Each line of the data must be given back verbatim, with pictures removed.

___

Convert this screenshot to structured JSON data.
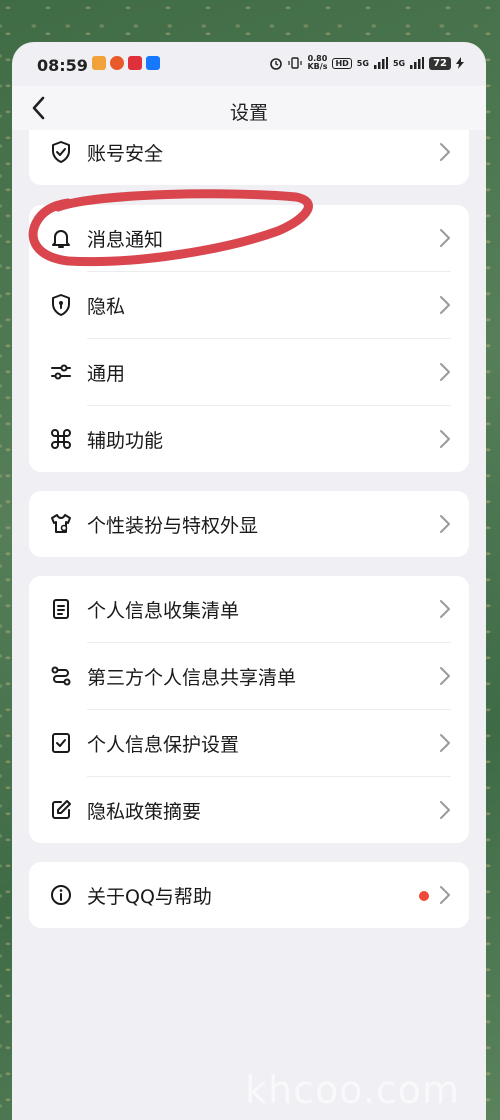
{
  "status_bar": {
    "time": "08:59",
    "speed_value": "0.80",
    "speed_unit": "KB/s",
    "hd": "HD",
    "net1": "5G",
    "net2": "5G",
    "battery": "72"
  },
  "nav": {
    "title": "设置"
  },
  "sections": {
    "account": {
      "label": "账号安全",
      "icon": "shield-check-icon"
    },
    "notify": {
      "label": "消息通知",
      "icon": "bell-icon"
    },
    "privacy": {
      "label": "隐私",
      "icon": "shield-lock-icon"
    },
    "general": {
      "label": "通用",
      "icon": "sliders-icon"
    },
    "accessibility": {
      "label": "辅助功能",
      "icon": "command-icon"
    },
    "dressup": {
      "label": "个性装扮与特权外显",
      "icon": "tshirt-icon"
    },
    "info_collect": {
      "label": "个人信息收集清单",
      "icon": "document-icon"
    },
    "third_party": {
      "label": "第三方个人信息共享清单",
      "icon": "share-icon"
    },
    "info_protect": {
      "label": "个人信息保护设置",
      "icon": "checkbox-icon"
    },
    "policy": {
      "label": "隐私政策摘要",
      "icon": "edit-icon"
    },
    "about": {
      "label": "关于QQ与帮助",
      "icon": "info-icon"
    }
  },
  "colors": {
    "accent_red": "#f04a3a",
    "annotation": "#d9464e"
  },
  "watermark": "khcoo.com"
}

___

Output of the task |
Convert this screenshot to structured JSON data.
{
  "status_bar": {
    "time": "08:59",
    "speed_value": "0.80",
    "speed_unit": "KB/s",
    "hd": "HD",
    "net1": "5G",
    "net2": "5G",
    "battery": "72"
  },
  "nav": {
    "title": "设置"
  },
  "sections": {
    "account": {
      "label": "账号安全",
      "icon": "shield-check-icon"
    },
    "notify": {
      "label": "消息通知",
      "icon": "bell-icon"
    },
    "privacy": {
      "label": "隐私",
      "icon": "shield-lock-icon"
    },
    "general": {
      "label": "通用",
      "icon": "sliders-icon"
    },
    "accessibility": {
      "label": "辅助功能",
      "icon": "command-icon"
    },
    "dressup": {
      "label": "个性装扮与特权外显",
      "icon": "tshirt-icon"
    },
    "info_collect": {
      "label": "个人信息收集清单",
      "icon": "document-icon"
    },
    "third_party": {
      "label": "第三方个人信息共享清单",
      "icon": "share-icon"
    },
    "info_protect": {
      "label": "个人信息保护设置",
      "icon": "checkbox-icon"
    },
    "policy": {
      "label": "隐私政策摘要",
      "icon": "edit-icon"
    },
    "about": {
      "label": "关于QQ与帮助",
      "icon": "info-icon"
    }
  },
  "colors": {
    "accent_red": "#f04a3a",
    "annotation": "#d9464e"
  },
  "watermark": "khcoo.com"
}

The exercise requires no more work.